Referees Corner – Issue 3 – Munster – 2022/23

November 2, 2022 in News

Welcome to another edition of referees corner. Todays match officials are Andrew Brace, Peter Martin, Oisin Quinn, and the TMO is Leo Colgan. Andrew Brace was born in Cardiff, Wales. He started playing rugby union in Cardiff when he was 12. Between 2010 and 2017 Brace worked as a community rugby officer for Munster Rugby. He previously worked as a community development officer for Cardiff Blues. Brace continued working as a community rugby officer until 2017 when, together with George Clancy, John Lacey and Joy Neville he was one of seven referees offered professional contracts by the IRFU. 


He also previously played for Old Crescent. While playing for Old Crescent, Brace was contacted by an agent to play for the Belgium national team. Brace qualified to represent Belgium through his father’s family. He subsequently helped Belgium win the 2012 Emirates Cup of Nations. He also played for Belgium in the 2012–14 European Nations Cup First Division. We wish him and his team well today. 


November Internationals


The match day officials for Ireland’s international fixtures in November have been announced by World Rugby and the IRFU High Performance Referees will have a busy month on international duty.


For our teams in green, the RFU’s Adam Leal will take charge of the game between Ireland ‘A’ and the All Blacks XV at the RDS on Friday, 4th November. The following day, Georgian referee Nika Amashukeli has the whistle for the game between Ireland and World Champions South Africa at Aviva Stadium.


South African Jaco Peyper is in charge of Ireland v Fiji and New Zealander Ben O’Keeffe is the man in the middle for Ireland’s final game of the Autumn Nations Series against Australia.


IRFU referee Andrew Brace takes charge of two games during this international window – England v Argentina and France v Japan. Joy Neville, who will have just returned from the Women’s Rugby World Cup in New Zealand, is in the TMO hot seat for the France game against the Brave Blossoms.
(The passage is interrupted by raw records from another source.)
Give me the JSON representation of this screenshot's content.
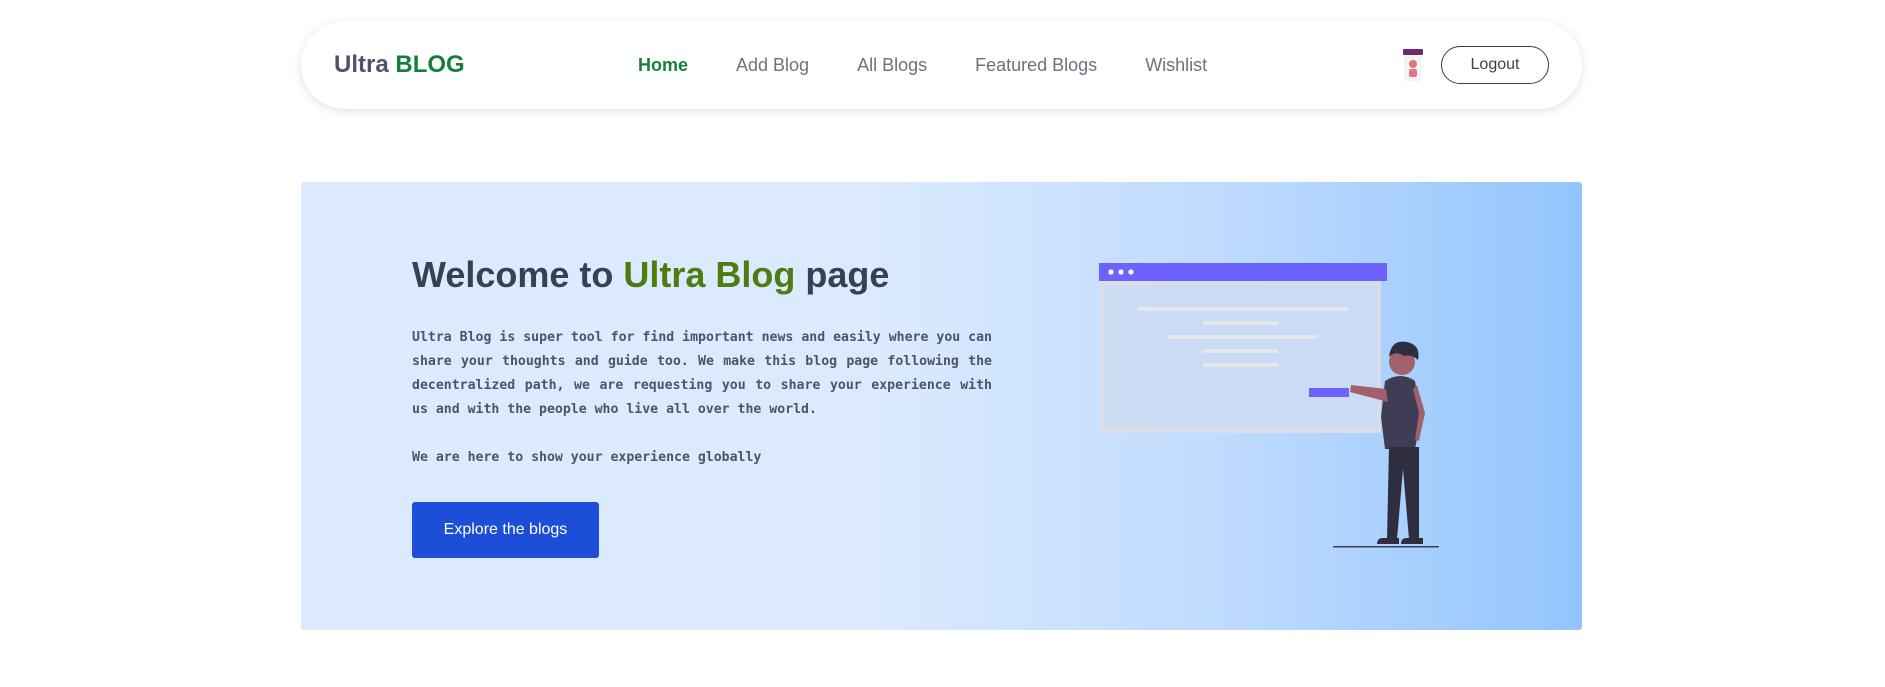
{
  "navbar": {
    "brand_prefix": "Ultra",
    "brand_accent": "BLOG",
    "links": [
      {
        "label": "Home",
        "active": true
      },
      {
        "label": "Add Blog",
        "active": false
      },
      {
        "label": "All Blogs",
        "active": false
      },
      {
        "label": "Featured Blogs",
        "active": false
      },
      {
        "label": "Wishlist",
        "active": false
      }
    ],
    "logout_label": "Logout"
  },
  "hero": {
    "title_prefix": "Welcome to",
    "title_accent": "Ultra Blog",
    "title_suffix": "page",
    "description": "Ultra Blog is super tool for find important news and easily where you can share your thoughts and guide too. We make this blog page following the decentralized path, we are requesting you to share your experience with us and with the people who live all over the world.",
    "tagline": "We are here to show your experience globally",
    "button_label": "Explore the blogs"
  },
  "icons": {
    "avatar": "user-avatar-icon",
    "illustration": "person-presenting-illustration"
  },
  "colors": {
    "accent_green": "#15803d",
    "title_green": "#4d7c0f",
    "button_blue": "#1d4ed8",
    "hero_bg_start": "#dbeafe",
    "hero_bg_end": "#93c5fd",
    "illustration_purple": "#6c63ff"
  }
}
Frank Murphy in on duty for Scotland against New Zealand at Murrayfield and Chris Busby has the whistle for the French Barbarians against Fiji in Lille.  Both Chris Busby and Eoghan Cross are on duty in Dubai for the World Cup Final Qualifier tournament.  Chris is refereeing the game between Portugal and Hong Kong with Eoghan in the AR role for that game and the clash between the USA and Kenya.


Area Education Sessions


Our monthly area education sessions this month focus on Touch and Touch Laws (Law 18). A number of our referees are heavily involved in touch judging games in the All Ireland League amongst other competitions. The sessions were facilitated by Dermot Blake, John Flynn, Bernie White, Michael Forrestal and Sam Holt. They many covered when the ball is in touch and when it isnt. 


Touch or touch-in-goal

The ball is in touch or touch-in-goal when:

  • The ball or ball-carrier touches the touchline, touch-in-goal line or anything beyond.
  • A player, who is already touching the touchline, touch-in-goal line or anything beyond, catches or holds the ball.
  • If the ball has reached the plane of touch when it is caught, the catcher is not deemed to have taken the ball into touch.
  • If the ball has not reached the plane of touch when it is caught or picked up, the catcher is deemed to have taken the ball into touch, regardless of whether the ball was in motion or stationary.

The ball is not in touch or touch-in-goal if:

  • The ball reaches the plane of touch but is caught, knocked or kicked by a player who is in the playing area.
  • A player jumps, from within or outside the playing area, and catches the ball, and then lands in the playing area, regardless of whether the ball reached the plane of touch.
  • A player jumps from the playing area and knocks (or catches and releases) the ball back into the playing area, before landing in touch or touch-in-goal, regardless of whether the ball reached the plane of touch.
  • A player, who is in touch, kicks or knocks the ball, but does not hold it, provided it has not reached the plane of touch.

Of course it is more complicated than it looks


Want to get involved? 

Feel free to make contact with the Leinster Rugby Referees at  If you are interested in becoming a referee get in contact with us through our Facebook, our website or through twitter @leinsterreferee.